Work task
Below are entries to reproduce exactly, apart from their pictures.

Records shown
|---|

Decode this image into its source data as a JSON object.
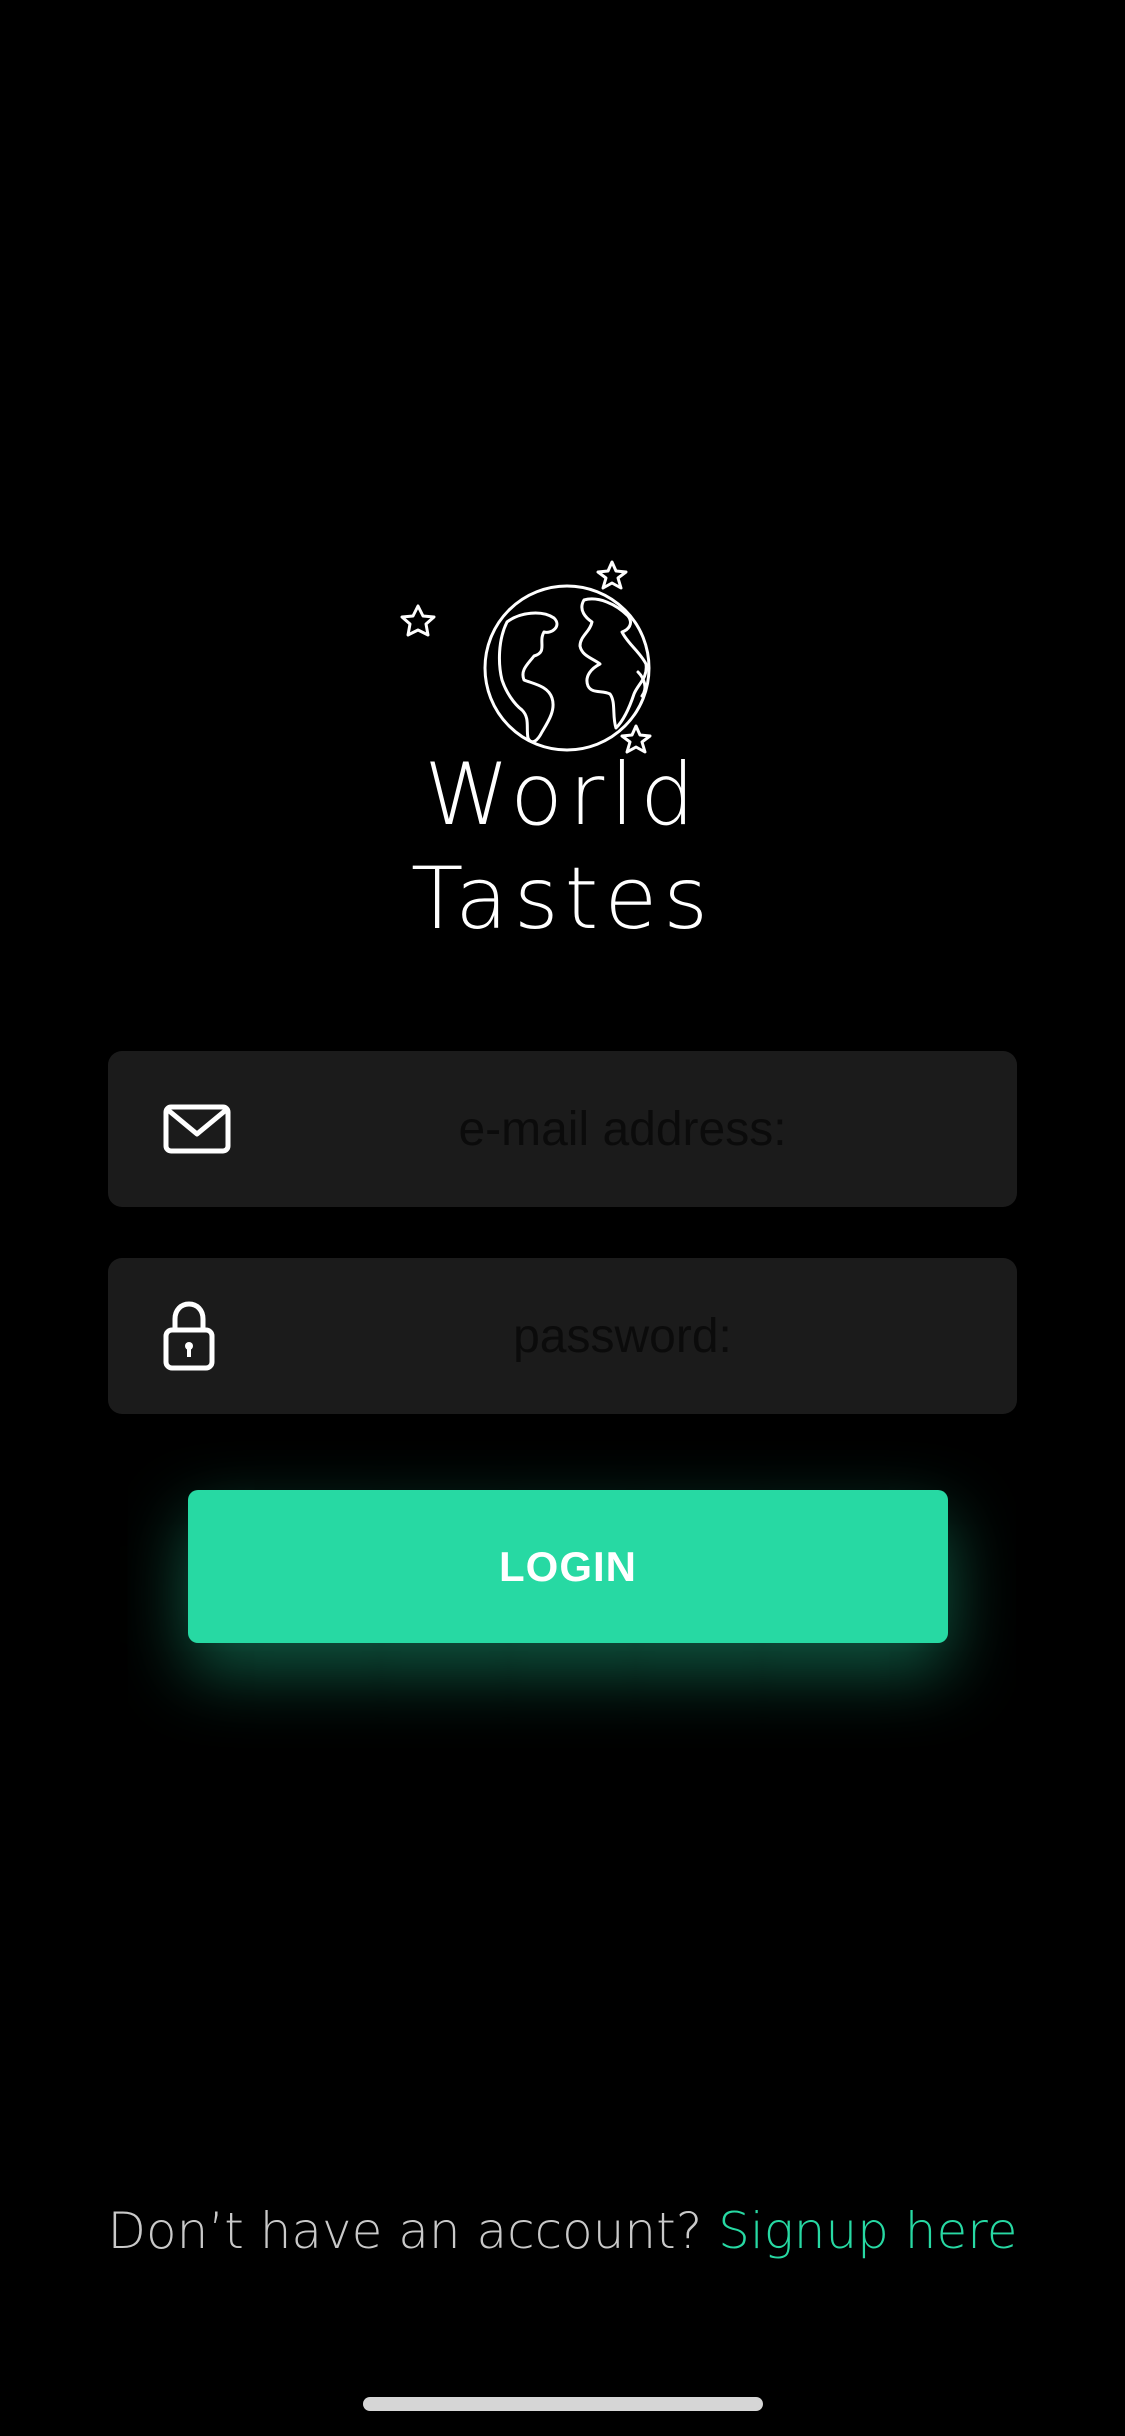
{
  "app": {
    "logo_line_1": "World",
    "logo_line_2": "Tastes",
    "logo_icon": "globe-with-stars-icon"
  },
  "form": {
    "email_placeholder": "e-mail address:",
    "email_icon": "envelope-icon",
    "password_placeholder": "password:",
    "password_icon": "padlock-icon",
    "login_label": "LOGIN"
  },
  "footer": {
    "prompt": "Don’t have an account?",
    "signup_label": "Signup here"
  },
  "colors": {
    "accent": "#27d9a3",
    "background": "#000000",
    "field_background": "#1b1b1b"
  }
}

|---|

Output of the task
Decode this image into its source data as a JSON object.
{
  "app": {
    "logo_line_1": "World",
    "logo_line_2": "Tastes",
    "logo_icon": "globe-with-stars-icon"
  },
  "form": {
    "email_placeholder": "e-mail address:",
    "email_icon": "envelope-icon",
    "password_placeholder": "password:",
    "password_icon": "padlock-icon",
    "login_label": "LOGIN"
  },
  "footer": {
    "prompt": "Don’t have an account?",
    "signup_label": "Signup here"
  },
  "colors": {
    "accent": "#27d9a3",
    "background": "#000000",
    "field_background": "#1b1b1b"
  }
}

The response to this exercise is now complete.